The records below are to be set down again exactly, with the pictures left out.

Component data from apps and pages

- - - - -

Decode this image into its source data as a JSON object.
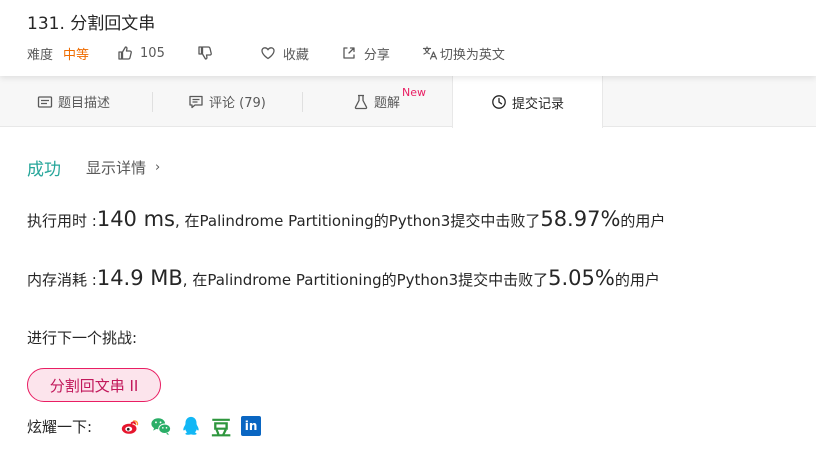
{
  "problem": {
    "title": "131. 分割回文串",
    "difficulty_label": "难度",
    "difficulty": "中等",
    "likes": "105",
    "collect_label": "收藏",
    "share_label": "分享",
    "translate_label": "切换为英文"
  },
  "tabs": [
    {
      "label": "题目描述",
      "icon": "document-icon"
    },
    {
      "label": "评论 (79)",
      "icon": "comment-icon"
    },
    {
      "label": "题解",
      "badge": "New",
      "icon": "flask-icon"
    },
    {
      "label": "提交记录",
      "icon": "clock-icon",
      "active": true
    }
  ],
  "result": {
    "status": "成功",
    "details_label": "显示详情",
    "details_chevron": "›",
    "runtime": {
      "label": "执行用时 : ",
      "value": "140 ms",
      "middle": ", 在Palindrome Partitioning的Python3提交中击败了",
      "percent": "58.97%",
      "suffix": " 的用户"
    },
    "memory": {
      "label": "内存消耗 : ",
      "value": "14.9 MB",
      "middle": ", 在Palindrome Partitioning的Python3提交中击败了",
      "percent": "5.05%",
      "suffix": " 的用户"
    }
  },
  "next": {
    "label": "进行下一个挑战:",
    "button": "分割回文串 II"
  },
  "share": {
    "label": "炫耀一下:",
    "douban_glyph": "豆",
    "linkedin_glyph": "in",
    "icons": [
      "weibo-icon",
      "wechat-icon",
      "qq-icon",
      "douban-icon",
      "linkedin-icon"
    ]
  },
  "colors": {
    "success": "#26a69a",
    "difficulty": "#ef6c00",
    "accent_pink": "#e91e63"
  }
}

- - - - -

Solution below:
Decode this image into its source data as a JSON object.
{
  "problem": {
    "title": "131. 分割回文串",
    "difficulty_label": "难度",
    "difficulty": "中等",
    "likes": "105",
    "collect_label": "收藏",
    "share_label": "分享",
    "translate_label": "切换为英文"
  },
  "tabs": [
    {
      "label": "题目描述",
      "icon": "document-icon"
    },
    {
      "label": "评论 (79)",
      "icon": "comment-icon"
    },
    {
      "label": "题解",
      "badge": "New",
      "icon": "flask-icon"
    },
    {
      "label": "提交记录",
      "icon": "clock-icon",
      "active": true
    }
  ],
  "result": {
    "status": "成功",
    "details_label": "显示详情",
    "details_chevron": "›",
    "runtime": {
      "label": "执行用时 : ",
      "value": "140 ms",
      "middle": ", 在Palindrome Partitioning的Python3提交中击败了",
      "percent": "58.97%",
      "suffix": " 的用户"
    },
    "memory": {
      "label": "内存消耗 : ",
      "value": "14.9 MB",
      "middle": ", 在Palindrome Partitioning的Python3提交中击败了",
      "percent": "5.05%",
      "suffix": " 的用户"
    }
  },
  "next": {
    "label": "进行下一个挑战:",
    "button": "分割回文串 II"
  },
  "share": {
    "label": "炫耀一下:",
    "douban_glyph": "豆",
    "linkedin_glyph": "in",
    "icons": [
      "weibo-icon",
      "wechat-icon",
      "qq-icon",
      "douban-icon",
      "linkedin-icon"
    ]
  },
  "colors": {
    "success": "#26a69a",
    "difficulty": "#ef6c00",
    "accent_pink": "#e91e63"
  }
}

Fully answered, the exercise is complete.